If you were firemen and going into a burning home, you’d grab the people, then the pets, and then you’d let the fucker burn because no fireman or person’s life is worth the risk. If you were the person in the house, however, you’d probably go after the other people and then grab family photos and maybe that sack of gold under the dresser and perhaps that Picasso you hang over the coat rack. In other words, you prioritize.
Now, instead of a fire, imagine it’s the Bagger 288 moving over the landscape towards an apartment complex with 112,000,000 apartments in it, and there’s this asshole shouting over a megaphone thanking everyone for living in their apartments for so long, and Archive Team is there with hacked-together go-karts flying down hallways and grabbing as much as they can with robot arms.
IT WAS EXACTLY LIKE THAT.
As a result, we prioritized ourselves – going after the first millions, then scattershot through the whole range of IDs, grabbing representative examples of profiles, up through to the deadly end, where we had Friendster accounts of our own (it took having profiles to acquire some information, and a couple brave Bothans who wrote custom scripts to yank out the un-yank-out-able). As a result, we got pretty unique directory structures, including blogs, photos, “shout-outs” and messages, all available to the general public. Oh yeah, Friendster killed tens of thousands of blogs, and millions of photos, and… great job, people.
This one was much more of a learning experience than Geocities, and the next time we’re faced with such a huge place going down in flames, we’ll be sure to use what we learned. Until then, we have these blocks of data.
We had one soul go through the entire userbase and groups of Friendster to produce this social graph/database of all the membership inter-relations, for the purposes of historical and academic study. Those aren’t too bad in size.
But the main data… that’s pretty big stuff.
But enough introduction: may I present the first million Friendster accounts. There are still gaps as I put together the in-flooding collections from dozens of team members, which will take some time – the way the archive.org system works, I can inject the missing fils into the gaps as time goes on. Believe me, though, with 112gb of data, there’s plenty to check through as it is.
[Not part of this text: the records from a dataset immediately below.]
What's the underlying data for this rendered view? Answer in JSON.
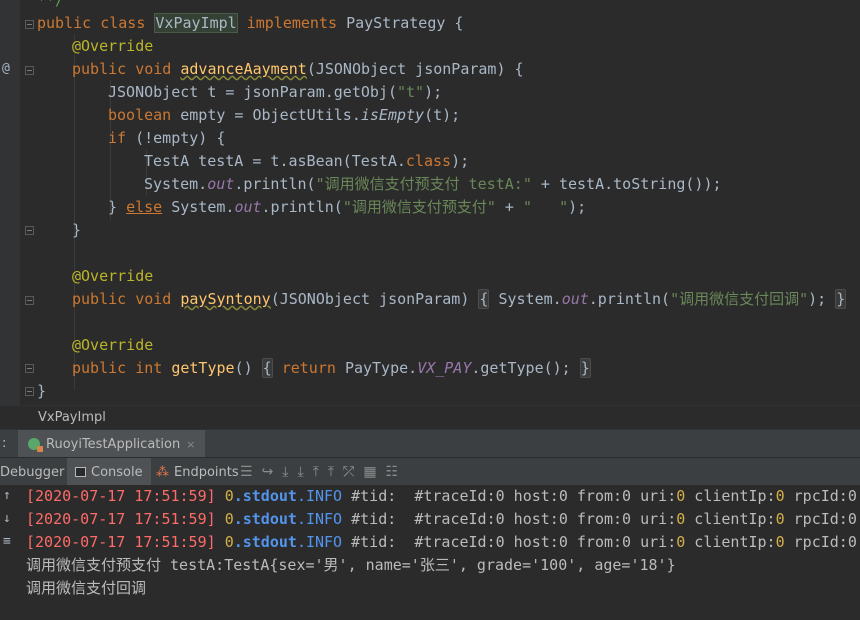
{
  "editor": {
    "gutter_marker": "@",
    "lines": {
      "l0": "**/",
      "l1": {
        "kw_public_class": "public class ",
        "class_name": "VxPayImpl",
        "kw_implements": " implements ",
        "iface": "PayStrategy {"
      },
      "l2": "@Override",
      "l3": {
        "kw": "public void ",
        "fn": "advanceAayment",
        "rest": "(JSONObject jsonParam) {"
      },
      "l4": {
        "a": "JSONObject t = jsonParam.getObj(",
        "s": "\"t\"",
        "b": ");"
      },
      "l5": {
        "kw": "boolean ",
        "a": "empty = ObjectUtils.",
        "it": "isEmpty",
        "b": "(t);"
      },
      "l6": {
        "kw": "if ",
        "a": "(!empty) {"
      },
      "l7": {
        "a": "TestA testA = t.asBean(TestA.",
        "kw": "class",
        "b": ");"
      },
      "l8": {
        "a": "System.",
        "it": "out",
        "b": ".println(",
        "s": "\"调用微信支付预支付 testA:\"",
        "c": " + testA.toString());"
      },
      "l9": {
        "a": "} ",
        "kw": "else",
        "b": " System.",
        "it": "out",
        "c": ".println(",
        "s": "\"调用微信支付预支付\"",
        "d": " + ",
        "s2": "\"   \"",
        "e": ");"
      },
      "l10": "}",
      "l12": "@Override",
      "l13": {
        "kw": "public void ",
        "fn": "paySyntony",
        "rest": "(JSONObject jsonParam) ",
        "f1": "{",
        "a": " System.",
        "it": "out",
        "b": ".println(",
        "s": "\"调用微信支付回调\"",
        "c": "); ",
        "f2": "}"
      },
      "l15": "@Override",
      "l16": {
        "kw": "public int ",
        "fn": "getType",
        "rest": "() ",
        "f1": "{",
        "kw2": " return ",
        "a": "PayType.",
        "it": "VX_PAY",
        "b": ".getType(); ",
        "f2": "}"
      },
      "l17": "}"
    }
  },
  "breadcrumb": {
    "label": "VxPayImpl"
  },
  "run_panel": {
    "colon": ":",
    "tab_label": "RuoyiTestApplication",
    "close": "×"
  },
  "toolbar": {
    "debugger": "Debugger",
    "console": "Console",
    "endpoints": "Endpoints"
  },
  "console": {
    "log_lines": [
      {
        "ts": "[2020-07-17 17:51:59]",
        "n": "0",
        "stdout": ".stdout",
        "info": ".INFO",
        "rest1": " #tid:  #traceId:0 host:0 from:0 uri:",
        "z": "0",
        "rest2": " clientIp:",
        "z2": "0",
        "rest3": " rpcId:0"
      },
      {
        "ts": "[2020-07-17 17:51:59]",
        "n": "0",
        "stdout": ".stdout",
        "info": ".INFO",
        "rest1": " #tid:  #traceId:0 host:0 from:0 uri:",
        "z": "0",
        "rest2": " clientIp:",
        "z2": "0",
        "rest3": " rpcId:0"
      },
      {
        "ts": "[2020-07-17 17:51:59]",
        "n": "0",
        "stdout": ".stdout",
        "info": ".INFO",
        "rest1": " #tid:  #traceId:0 host:0 from:0 uri:",
        "z": "0",
        "rest2": " clientIp:",
        "z2": "0",
        "rest3": " rpcId:0"
      }
    ],
    "out1": "调用微信支付预支付 testA:TestA{sex='男', name='张三', grade='100', age='18'}",
    "out2": "调用微信支付回调"
  }
}
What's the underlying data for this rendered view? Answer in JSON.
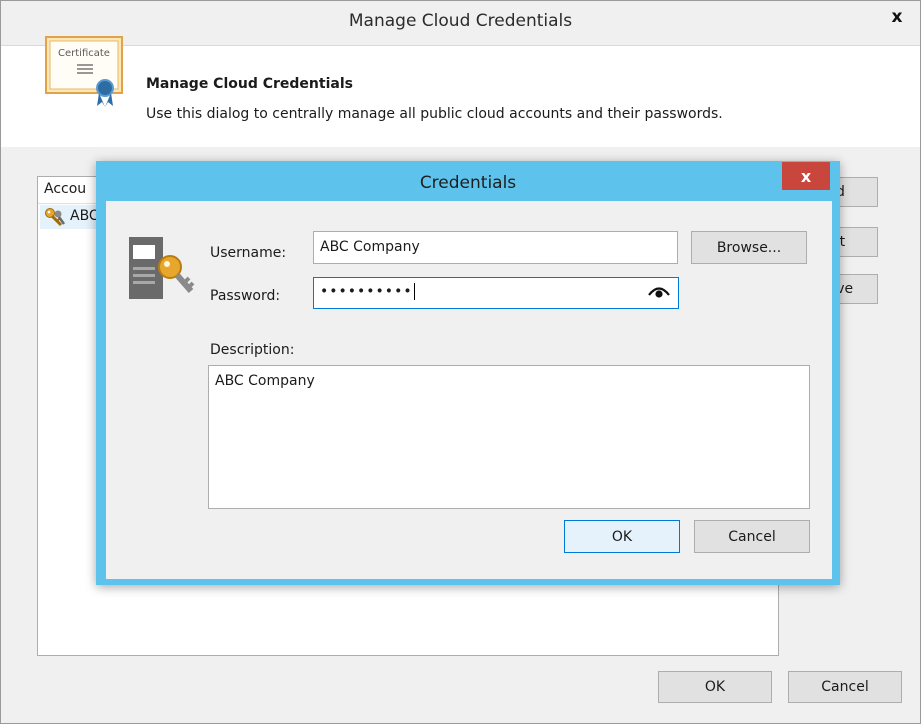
{
  "outer": {
    "title": "Manage Cloud Credentials",
    "close_glyph": "x",
    "header": {
      "title": "Manage Cloud Credentials",
      "description": "Use this dialog to centrally manage all public cloud accounts and their passwords.",
      "icon_label": "Certificate"
    },
    "list": {
      "column_header": "Accou",
      "rows": [
        {
          "text": "ABC"
        }
      ]
    },
    "side_buttons": {
      "add": "dd",
      "edit": "dit",
      "remove": "nove"
    },
    "ok": "OK",
    "cancel": "Cancel"
  },
  "credentials": {
    "title": "Credentials",
    "close_glyph": "x",
    "username_label": "Username:",
    "username_value": "ABC Company",
    "browse": "Browse...",
    "password_label": "Password:",
    "password_masked": "••••••••••",
    "description_label": "Description:",
    "description_value": "ABC Company",
    "ok": "OK",
    "cancel": "Cancel"
  },
  "colors": {
    "inner_frame": "#5ec3ec",
    "inner_close": "#c9463d",
    "focus_border": "#0078d7",
    "dialog_bg": "#f0f0f0"
  },
  "icons": [
    "certificate-icon",
    "key-icon",
    "credentials-icon",
    "eye-icon"
  ]
}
I know it might seem we should be proud of our work, but to be honest, I just consider it all with a blanket of sadness. It’s terrible this is happening – it’s awful that years of work are being destroyed in a ill-advised, greedy, misdirected moments. For years after this, people will go to check on their Friendster account, find it wiped, and find the whole thing has been sold down the river and is unable to help them get any of it back. With luck, Archive Team got it, but there’s no promise of that, and the form we have it in will be like finding out someone burned your place down (that metaphor again!) and Archive Team has a generic cardboard refugee box that we jammed some percentage of your stuff into and stuck into a massive shelf. That’s no replacement for the platform of expression and self and network of friends you had. None at all.
But it’s all we got.
How many more times?
Comments are disabled on this post